Abstract 16479: Cardiomyocyte Aldose Reductase Expression Increases Cardiac Fibrosis and Heart Dysfunction in the Setting of Reduced Fatty Acid Oxidation
Introduction: A switch in energy source from fatty acid (FA) oxidation (FAO) towards glucose oxidation has been implicated in cardiac ischemic injury and dysfunction. Recent investigations suggest that aldose reductase (AR), an enzyme activating the first step in polyol pathway of glucose metabolism, is associated with increased cardiac ischemic injury in rats. We tested the hypothesis that deleterious effects of AR are due to its actions in cardiomyocytes rather than other cardiac cells.
Methods: We created mice with cardiac specific expression of human AR (hAR) via the α-myosin heavy chain (α-MHC) promoter and studied these animals in the setting of reduced FAO.
Results: Six month old MHC-hAR hearts exhibited increased heart tissue fructose content (2.72 ± 0.35 vs. 4.45 ± 0.13 nmol/mg of protein, n=5-7, P <0.05). Hearts from MHC-hAR transgenic mice had increased mRNA levels of sorbitol dehydrogenase gene expression (1.00 ± 0.12 vs. 2.74 ± 0.21, n=7-11, P < 0.01, indicative of increased flux through the polyol pathway) and pyruvate dehydrogenase kinase 4 (1.00 ± 0.14 vs. 1.89 ± 0.11, n=7-11, P < 0.01, suggesting reduced glucose oxidation). However, FAO and transport genes, such as acyl-CoA oxidase and carnitine palmitoyl transferase-1 were reduced by 31% to 27% (n= 7-11, P < 0.01 and < 0.05 respectively). Expression of the heart failure marker brain-type natriuretic peptide (BNP) was increased (1.5-fold, P < 0.05) in MHC-hAR hearts. Neither FA translocase (CD36) nor PPARγ coactivator 1 was altered in MHC-hAR compared to normal control mice.
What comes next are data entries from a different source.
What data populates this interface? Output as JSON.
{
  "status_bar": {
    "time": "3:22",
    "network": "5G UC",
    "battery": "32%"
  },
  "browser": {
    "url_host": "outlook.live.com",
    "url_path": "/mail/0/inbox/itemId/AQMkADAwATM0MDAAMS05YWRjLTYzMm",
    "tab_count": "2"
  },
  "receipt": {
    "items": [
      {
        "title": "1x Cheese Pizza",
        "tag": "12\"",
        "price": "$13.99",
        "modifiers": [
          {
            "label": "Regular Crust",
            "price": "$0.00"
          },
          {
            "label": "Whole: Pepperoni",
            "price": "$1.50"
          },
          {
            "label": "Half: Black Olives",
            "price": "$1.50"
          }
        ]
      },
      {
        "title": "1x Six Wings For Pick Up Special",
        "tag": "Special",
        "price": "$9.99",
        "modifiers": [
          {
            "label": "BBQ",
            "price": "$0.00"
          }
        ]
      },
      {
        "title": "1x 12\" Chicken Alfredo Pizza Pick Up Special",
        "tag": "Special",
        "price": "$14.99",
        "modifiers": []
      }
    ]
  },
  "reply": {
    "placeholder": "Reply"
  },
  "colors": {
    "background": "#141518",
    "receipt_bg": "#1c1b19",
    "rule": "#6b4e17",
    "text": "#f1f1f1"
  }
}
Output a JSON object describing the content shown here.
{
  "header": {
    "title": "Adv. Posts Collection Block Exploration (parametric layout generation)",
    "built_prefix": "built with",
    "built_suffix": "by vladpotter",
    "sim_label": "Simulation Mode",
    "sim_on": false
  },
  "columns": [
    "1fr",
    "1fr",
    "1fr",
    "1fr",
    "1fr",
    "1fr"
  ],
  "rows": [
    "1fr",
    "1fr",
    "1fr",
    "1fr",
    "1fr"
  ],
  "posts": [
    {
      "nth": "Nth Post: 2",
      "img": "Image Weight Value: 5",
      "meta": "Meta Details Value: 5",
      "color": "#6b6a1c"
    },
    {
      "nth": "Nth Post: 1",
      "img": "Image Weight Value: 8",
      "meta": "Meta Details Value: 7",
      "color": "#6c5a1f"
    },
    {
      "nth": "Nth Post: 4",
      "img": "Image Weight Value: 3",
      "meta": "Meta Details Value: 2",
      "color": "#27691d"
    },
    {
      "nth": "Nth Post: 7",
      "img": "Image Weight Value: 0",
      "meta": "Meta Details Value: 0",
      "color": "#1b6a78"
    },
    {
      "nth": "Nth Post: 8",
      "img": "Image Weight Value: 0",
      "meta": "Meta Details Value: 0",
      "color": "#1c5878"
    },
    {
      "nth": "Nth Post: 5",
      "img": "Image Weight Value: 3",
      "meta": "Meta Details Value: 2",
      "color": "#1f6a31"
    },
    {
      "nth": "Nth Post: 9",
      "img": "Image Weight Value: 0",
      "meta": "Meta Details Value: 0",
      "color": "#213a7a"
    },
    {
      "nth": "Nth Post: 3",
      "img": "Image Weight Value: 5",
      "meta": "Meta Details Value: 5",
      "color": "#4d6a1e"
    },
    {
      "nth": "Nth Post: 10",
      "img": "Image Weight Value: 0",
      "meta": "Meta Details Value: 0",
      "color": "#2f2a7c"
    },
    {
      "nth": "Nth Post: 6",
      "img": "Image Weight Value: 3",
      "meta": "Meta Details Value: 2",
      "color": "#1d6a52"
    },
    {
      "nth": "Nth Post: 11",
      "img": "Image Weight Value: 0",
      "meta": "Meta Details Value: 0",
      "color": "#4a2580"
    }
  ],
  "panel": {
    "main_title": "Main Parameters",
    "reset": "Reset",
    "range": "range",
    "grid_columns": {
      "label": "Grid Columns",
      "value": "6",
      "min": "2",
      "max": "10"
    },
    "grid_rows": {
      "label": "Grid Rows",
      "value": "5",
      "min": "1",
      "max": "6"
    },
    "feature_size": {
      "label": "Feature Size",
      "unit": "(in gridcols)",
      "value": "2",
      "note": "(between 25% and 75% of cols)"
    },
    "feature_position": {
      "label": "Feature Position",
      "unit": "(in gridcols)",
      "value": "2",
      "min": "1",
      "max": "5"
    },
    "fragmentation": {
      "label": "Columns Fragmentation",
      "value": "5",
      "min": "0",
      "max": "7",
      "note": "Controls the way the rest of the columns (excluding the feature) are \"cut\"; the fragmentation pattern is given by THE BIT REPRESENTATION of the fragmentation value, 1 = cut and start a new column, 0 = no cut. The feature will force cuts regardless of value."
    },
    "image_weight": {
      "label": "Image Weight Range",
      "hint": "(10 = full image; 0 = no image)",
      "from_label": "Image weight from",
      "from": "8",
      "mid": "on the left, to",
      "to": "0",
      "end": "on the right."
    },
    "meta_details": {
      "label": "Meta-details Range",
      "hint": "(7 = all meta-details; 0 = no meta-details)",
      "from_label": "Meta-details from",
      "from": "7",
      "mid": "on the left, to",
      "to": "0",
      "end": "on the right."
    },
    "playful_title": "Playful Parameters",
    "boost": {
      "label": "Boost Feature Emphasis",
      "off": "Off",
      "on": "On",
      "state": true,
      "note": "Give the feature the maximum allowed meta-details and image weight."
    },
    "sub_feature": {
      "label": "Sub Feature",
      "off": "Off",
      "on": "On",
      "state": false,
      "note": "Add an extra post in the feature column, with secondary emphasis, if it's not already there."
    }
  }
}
When the MHC-hAR mice were subjected to Langendorff ligation followed by reperfusion, infract size was significantly greater in MHC-hAR mice than in non-transgenic littermates (46±6% vs. 29±5%, P < 0.05). Functional and metabolic recovery was significantly reduced in MHC-hAR mice (22±3% vs 34±5%, P < 0.05). The MHC-hAR transgene was crossed onto the PPAR alpha knockout background to increase glucose use and reduce FAO. The resulting mice developed cardiac dysfunction associated with increased heart cardiac fibrosis, ROS and apoptosis.
Conclusion: Cardiac overexpression of hAR causes cardiac dysfunction and may be a reason for reduced heart function in the setting of diabetes and ischemia.
- © 2011 by American Heart Association, Inc.